A few weeks ago, Partos – the Dutch association of NGOs working in International Development – hosted an IATI introduction meeting for Dutch NGOs. I was asked to present how IATI data can be used.
A great opportunity to finally collect some examples I’ve seen on different occasions in the past few months.
This is the most common use of IATI data I’ve seen so far. Examples include openaidsearch.org, the Mali Aid portal that Publish What You Fund created and the Open UN-Habitat portal just to name a few.
The Cordaid example shows that an NGOs IATI data can be a great source for the project section on their website. And rather than having to update the information manually, it is automatically updated whenever the IATI dataset is refreshed. To achieve this, Cordaid makes use of AkvoRSR to process the dataset and make it available via an API, which is then read by their website.
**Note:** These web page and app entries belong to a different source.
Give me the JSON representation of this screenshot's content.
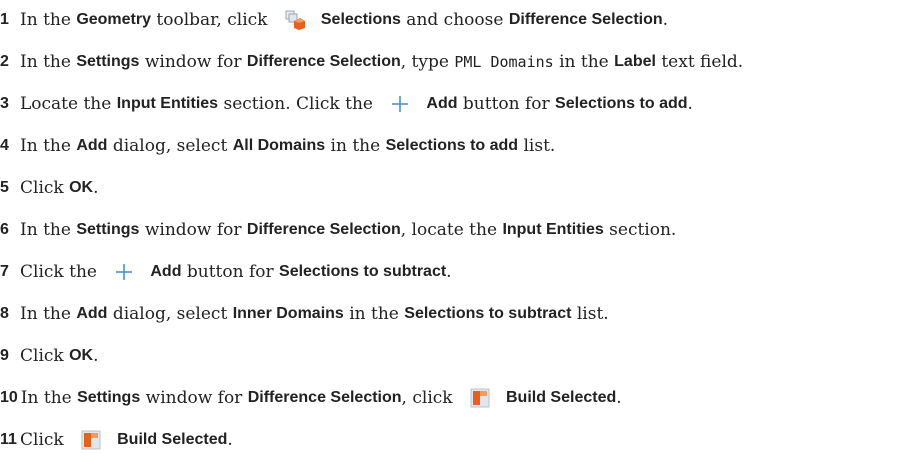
{
  "icons": {
    "selections": "selections-icon",
    "add": "plus-icon",
    "build": "build-selected-icon"
  },
  "colors": {
    "accent_orange": "#e8601c",
    "add_blue": "#4a90d9"
  },
  "steps": [
    {
      "num": "1",
      "segments": [
        {
          "t": "text",
          "v": "In the "
        },
        {
          "t": "bold",
          "v": "Geometry"
        },
        {
          "t": "text",
          "v": " toolbar, click "
        },
        {
          "t": "icon",
          "v": "selections"
        },
        {
          "t": "bold",
          "v": "Selections"
        },
        {
          "t": "text",
          "v": " and choose "
        },
        {
          "t": "bold",
          "v": "Difference Selection"
        },
        {
          "t": "text",
          "v": "."
        }
      ]
    },
    {
      "num": "2",
      "segments": [
        {
          "t": "text",
          "v": "In the "
        },
        {
          "t": "bold",
          "v": "Settings"
        },
        {
          "t": "text",
          "v": " window for "
        },
        {
          "t": "bold",
          "v": "Difference Selection"
        },
        {
          "t": "text",
          "v": ", type "
        },
        {
          "t": "code",
          "v": "PML Domains"
        },
        {
          "t": "text",
          "v": " in the "
        },
        {
          "t": "bold",
          "v": "Label"
        },
        {
          "t": "text",
          "v": " text field."
        }
      ]
    },
    {
      "num": "3",
      "segments": [
        {
          "t": "text",
          "v": "Locate the "
        },
        {
          "t": "bold",
          "v": "Input Entities"
        },
        {
          "t": "text",
          "v": " section. Click the "
        },
        {
          "t": "icon",
          "v": "add"
        },
        {
          "t": "bold",
          "v": "Add"
        },
        {
          "t": "text",
          "v": " button for "
        },
        {
          "t": "bold",
          "v": "Selections to add"
        },
        {
          "t": "text",
          "v": "."
        }
      ]
    },
    {
      "num": "4",
      "segments": [
        {
          "t": "text",
          "v": "In the "
        },
        {
          "t": "bold",
          "v": "Add"
        },
        {
          "t": "text",
          "v": " dialog, select "
        },
        {
          "t": "bold",
          "v": "All Domains"
        },
        {
          "t": "text",
          "v": " in the "
        },
        {
          "t": "bold",
          "v": "Selections to add"
        },
        {
          "t": "text",
          "v": " list."
        }
      ]
    },
    {
      "num": "5",
      "segments": [
        {
          "t": "text",
          "v": "Click "
        },
        {
          "t": "bold",
          "v": "OK"
        },
        {
          "t": "text",
          "v": "."
        }
      ]
    },
    {
      "num": "6",
      "segments": [
        {
          "t": "text",
          "v": "In the "
        },
        {
          "t": "bold",
          "v": "Settings"
        },
        {
          "t": "text",
          "v": " window for "
        },
        {
          "t": "bold",
          "v": "Difference Selection"
        },
        {
          "t": "text",
          "v": ", locate the "
        },
        {
          "t": "bold",
          "v": "Input Entities"
        },
        {
          "t": "text",
          "v": " section."
        }
      ]
    },
    {
      "num": "7",
      "segments": [
        {
          "t": "text",
          "v": "Click the "
        },
        {
          "t": "icon",
          "v": "add"
        },
        {
          "t": "bold",
          "v": "Add"
        },
        {
          "t": "text",
          "v": " button for "
        },
        {
          "t": "bold",
          "v": "Selections to subtract"
        },
        {
          "t": "text",
          "v": "."
        }
      ]
    },
    {
      "num": "8",
      "segments": [
        {
          "t": "text",
          "v": "In the "
        },
        {
          "t": "bold",
          "v": "Add"
        },
        {
          "t": "text",
          "v": " dialog, select "
        },
        {
          "t": "bold",
          "v": "Inner Domains"
        },
        {
          "t": "text",
          "v": " in the "
        },
        {
          "t": "bold",
          "v": "Selections to subtract"
        },
        {
          "t": "text",
          "v": " list."
        }
      ]
    },
    {
      "num": "9",
      "segments": [
        {
          "t": "text",
          "v": "Click "
        },
        {
          "t": "bold",
          "v": "OK"
        },
        {
          "t": "text",
          "v": "."
        }
      ]
    },
    {
      "num": "10",
      "segments": [
        {
          "t": "text",
          "v": "In the "
        },
        {
          "t": "bold",
          "v": "Settings"
        },
        {
          "t": "text",
          "v": " window for "
        },
        {
          "t": "bold",
          "v": "Difference Selection"
        },
        {
          "t": "text",
          "v": ", click "
        },
        {
          "t": "icon",
          "v": "build"
        },
        {
          "t": "bold",
          "v": "Build Selected"
        },
        {
          "t": "text",
          "v": "."
        }
      ]
    },
    {
      "num": "11",
      "segments": [
        {
          "t": "text",
          "v": "Click "
        },
        {
          "t": "icon",
          "v": "build"
        },
        {
          "t": "bold",
          "v": "Build Selected"
        },
        {
          "t": "text",
          "v": "."
        }
      ]
    }
  ]
}
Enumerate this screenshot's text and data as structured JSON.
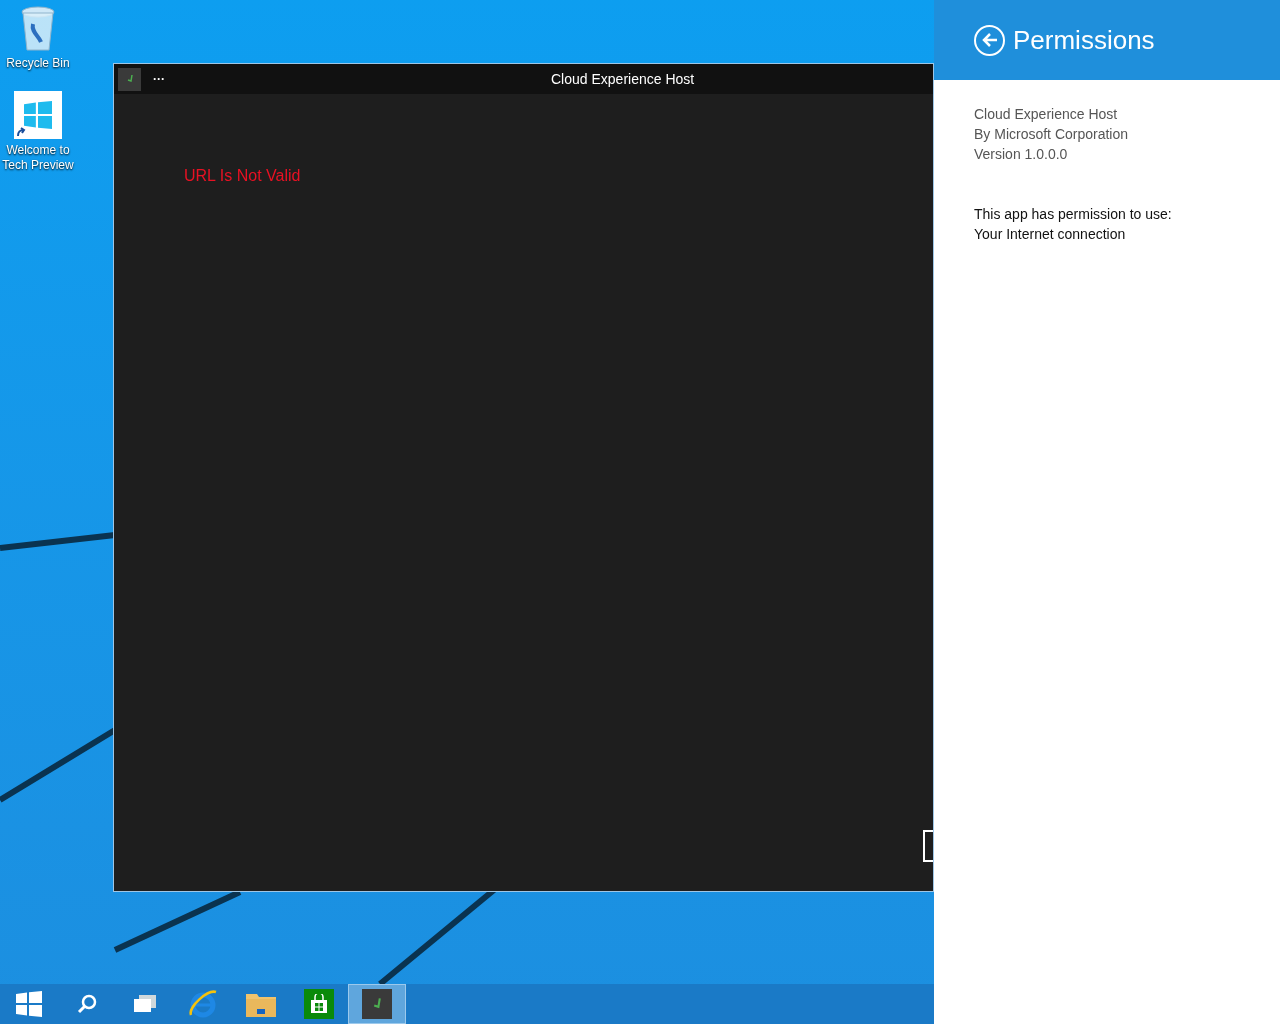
{
  "desktop_icons": [
    {
      "label": "Recycle Bin",
      "kind": "bin"
    },
    {
      "label": "Welcome to Tech Preview",
      "kind": "shortcut"
    }
  ],
  "window": {
    "menu": "···",
    "title": "Cloud Experience Host",
    "error": "URL Is Not Valid"
  },
  "taskbar": [
    {
      "kind": "start",
      "selected": false
    },
    {
      "kind": "search",
      "selected": false
    },
    {
      "kind": "views",
      "selected": false
    },
    {
      "kind": "browser",
      "selected": false
    },
    {
      "kind": "folder",
      "selected": false
    },
    {
      "kind": "store",
      "selected": false
    },
    {
      "kind": "app",
      "selected": true
    }
  ],
  "panel": {
    "title": "Permissions",
    "app_info": [
      "Cloud Experience Host",
      "By Microsoft Corporation",
      "Version 1.0.0.0"
    ],
    "permission_heading": "This app has permission to use:",
    "permissions": [
      "Your Internet connection"
    ]
  }
}
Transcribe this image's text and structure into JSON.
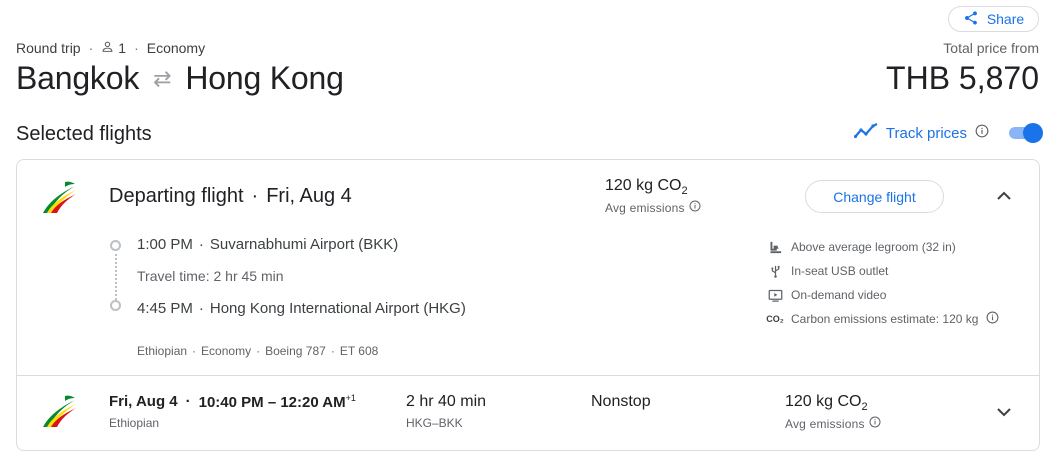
{
  "header": {
    "share_label": "Share",
    "trip_type": "Round trip",
    "passengers": "1",
    "cabin": "Economy",
    "origin": "Bangkok",
    "destination": "Hong Kong",
    "total_label": "Total price from",
    "total_price": "THB 5,870"
  },
  "section": {
    "title": "Selected flights",
    "track_label": "Track prices",
    "track_enabled": true
  },
  "departing": {
    "title": "Departing flight",
    "date": "Fri, Aug 4",
    "emissions": "120 kg CO",
    "emissions_sub": "2",
    "emissions_label": "Avg emissions",
    "change_label": "Change flight",
    "depart_time": "1:00 PM",
    "depart_airport": "Suvarnabhumi Airport (BKK)",
    "travel_time": "Travel time: 2 hr 45 min",
    "arrive_time": "4:45 PM",
    "arrive_airport": "Hong Kong International Airport (HKG)",
    "airline": "Ethiopian",
    "cabin": "Economy",
    "aircraft": "Boeing 787",
    "flight_number": "ET 608",
    "amenities": [
      {
        "icon": "legroom-icon",
        "label": "Above average legroom (32 in)"
      },
      {
        "icon": "usb-icon",
        "label": "In-seat USB outlet"
      },
      {
        "icon": "video-icon",
        "label": "On-demand video"
      },
      {
        "icon": "co2-icon",
        "label": "Carbon emissions estimate: 120 kg"
      }
    ]
  },
  "returning": {
    "date": "Fri, Aug 4",
    "times": "10:40 PM – 12:20 AM",
    "day_offset": "+1",
    "airline": "Ethiopian",
    "duration": "2 hr 40 min",
    "route": "HKG–BKK",
    "stops": "Nonstop",
    "emissions": "120 kg CO",
    "emissions_sub": "2",
    "emissions_label": "Avg emissions"
  },
  "colors": {
    "accent": "#1a73e8",
    "logo_green": "#078930",
    "logo_yellow": "#fcdd09",
    "logo_red": "#da121a"
  }
}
This article from one of the leading Dutch newspapers states that “the Dutch have silently left Uruzgan”. One look at (only) the Cordaid dataset shows that Uruzgan is one of the ‘hotspots’ for development projects in Afghanistan. And that is only one Dutch NGO! I think – I sincerely hope – that the release of more IATI data will bring us more nuanced stories about the state of international development and bring more reality in the debates about ‘aid’.
The Dutch Ministry of Foreign Affairs has been experimenting with building dashboards on IATI open data. Using Tableau Public, MySql and Pentaho Kettle they have made their own visualisation of Cordaid IATI data. They chose to use the Cordaid data set because it is rich and contains results.
Oxfam Novib is working on an internal project browser that should soon give their staff in offices around the world a better insight into what their organisation is doing in each country. Since it is fed with IATI data, it should be easy to also add the IATI data published by Oxfam GB. Thus, IATI becomes a format to combine information of different Oxfam organisations across the network.
Working with Cordaid, this is one of the unexpected gems: most NGOs regularly have to provide a track record of previous (or current) projects on a certain subject, or in a certain area. This is often a painstaking effort, looking for the right person to give you the details on the projects you want to include in the track record document.
With the IATI activity file loaded in Excel, and a simple ‘mail merge’ in Word, you can easily produce a track record document filtered on country, theme, period, budget, … Of course it helps if your IATI dataset contains proper descriptions and sufficient other fields.
You can find a few more examples in the presentation below. If you think I’ve missed a great example, please drop me a line or leave a comment.